TAIPEI (Reuters) - Taiwan former first lady Wu Shu-jen pleaded guilty Tuesday in connection with a massive graft case embroiling her family after she showed up in court after 17 non-appearances in two years.
Wu, who beamed and waved as she entered the Taipei District Court in a wheelchair, is charged with embezzlement and receipt forgery involving public funds. Prosecutors added a money-laundering charge in December.
She pleaded guilty to forgery and of accepting $2.2 million related to a suspected shady land use deal, but denied other graft charges.
“I will reflect and re-evaluate myself,” Wu told reporters after the hearing as she apologized for the “social costs” of her case. “I will cooperate with the investigation.”
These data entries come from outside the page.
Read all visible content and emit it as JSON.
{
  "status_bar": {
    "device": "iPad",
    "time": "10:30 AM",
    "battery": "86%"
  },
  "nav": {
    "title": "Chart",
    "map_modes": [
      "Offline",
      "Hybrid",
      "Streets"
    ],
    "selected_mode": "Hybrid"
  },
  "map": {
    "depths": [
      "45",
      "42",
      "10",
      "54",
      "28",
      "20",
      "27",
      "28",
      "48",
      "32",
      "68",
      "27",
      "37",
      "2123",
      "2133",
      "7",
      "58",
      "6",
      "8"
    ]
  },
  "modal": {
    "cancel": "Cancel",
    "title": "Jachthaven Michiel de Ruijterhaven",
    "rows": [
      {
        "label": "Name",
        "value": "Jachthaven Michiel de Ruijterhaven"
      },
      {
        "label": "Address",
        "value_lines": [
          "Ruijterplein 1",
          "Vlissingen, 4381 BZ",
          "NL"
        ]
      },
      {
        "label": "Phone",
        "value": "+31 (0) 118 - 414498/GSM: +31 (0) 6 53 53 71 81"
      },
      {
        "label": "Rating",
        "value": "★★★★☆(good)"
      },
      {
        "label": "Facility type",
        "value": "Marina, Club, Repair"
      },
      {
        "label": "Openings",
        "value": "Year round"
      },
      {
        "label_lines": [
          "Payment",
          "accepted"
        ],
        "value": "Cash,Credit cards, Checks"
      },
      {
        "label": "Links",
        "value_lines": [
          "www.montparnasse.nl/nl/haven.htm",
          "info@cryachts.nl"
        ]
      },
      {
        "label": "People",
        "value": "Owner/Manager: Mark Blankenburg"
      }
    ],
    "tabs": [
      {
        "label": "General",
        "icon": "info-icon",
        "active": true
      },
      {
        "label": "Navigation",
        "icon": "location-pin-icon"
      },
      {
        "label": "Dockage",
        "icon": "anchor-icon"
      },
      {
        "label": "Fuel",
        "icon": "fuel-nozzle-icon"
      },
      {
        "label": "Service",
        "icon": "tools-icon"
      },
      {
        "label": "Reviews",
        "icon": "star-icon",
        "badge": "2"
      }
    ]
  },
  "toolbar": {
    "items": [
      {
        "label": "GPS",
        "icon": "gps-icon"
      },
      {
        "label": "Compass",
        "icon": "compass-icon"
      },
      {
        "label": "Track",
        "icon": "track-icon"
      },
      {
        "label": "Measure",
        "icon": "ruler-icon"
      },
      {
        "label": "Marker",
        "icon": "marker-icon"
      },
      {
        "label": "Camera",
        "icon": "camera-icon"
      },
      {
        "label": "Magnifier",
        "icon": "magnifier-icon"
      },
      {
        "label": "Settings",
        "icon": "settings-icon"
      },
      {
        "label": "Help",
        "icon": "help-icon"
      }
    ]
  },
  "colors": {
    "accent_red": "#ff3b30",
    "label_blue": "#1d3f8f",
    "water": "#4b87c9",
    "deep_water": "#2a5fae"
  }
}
The case involving Wu, her husband former president Chen Shui-bian, their family and his aides has hurt the image of the Democratic Progressive Party, which backed Chen in office from 2000 to 2008 and faces tense local elections later this year.
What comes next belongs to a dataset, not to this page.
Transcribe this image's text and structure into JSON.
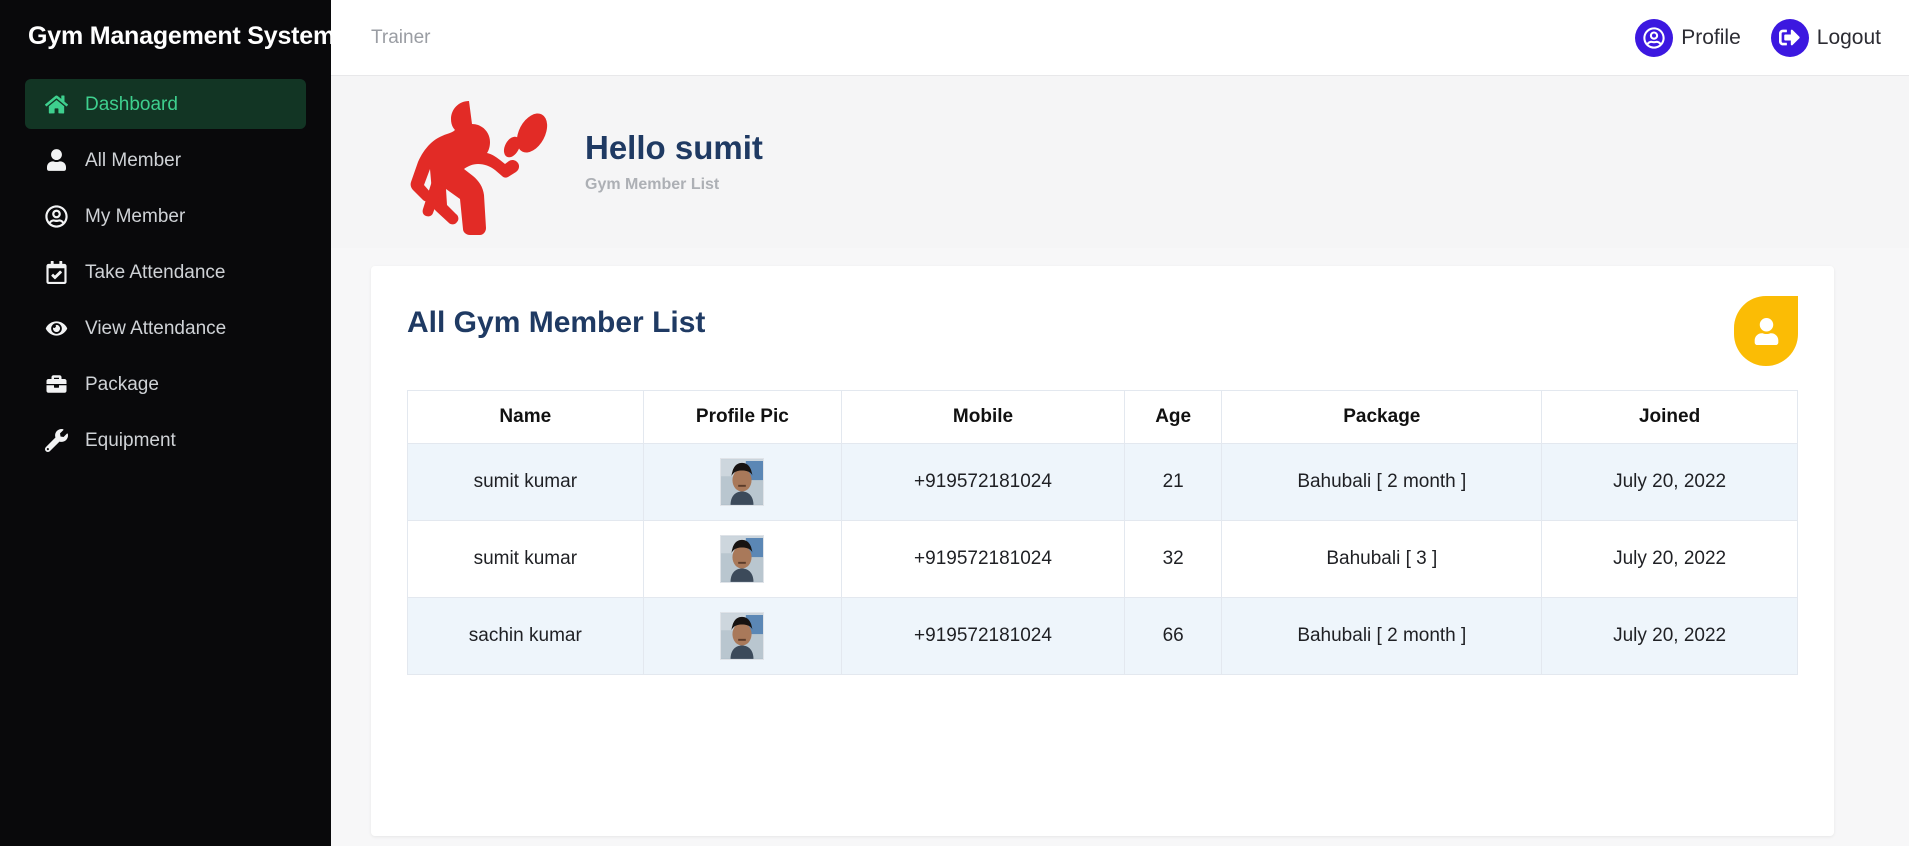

Chen and Wu left the party in August.
At her only other appearance so far, to enter a not-guilty plea in December 2006, Wu apparently fainted in a courthouse restroom. Paralyzed from the waist down from an accident in 1985, she sought medical leave thereafter, enraging the judges.
Chen is in jail awaiting trial on charges he and his family embezzled T$104 million (3 million) from a special fund, took bribes of about $9 million related to a land procurement deal and accepted another $2.73 million in kickbacks to help a contractor.
Prosecutors are going easier on Wu.
“We don’t have a specific sentence, just that she be prosecuted under law,” said prosecutor’s spokesman Chen Yun-nan.
Wu’s lawyers would not comment on Tuesday’s court appearance, which was a preparatory hearing ahead of an expected full trial.
Reporting by Ralph Jennings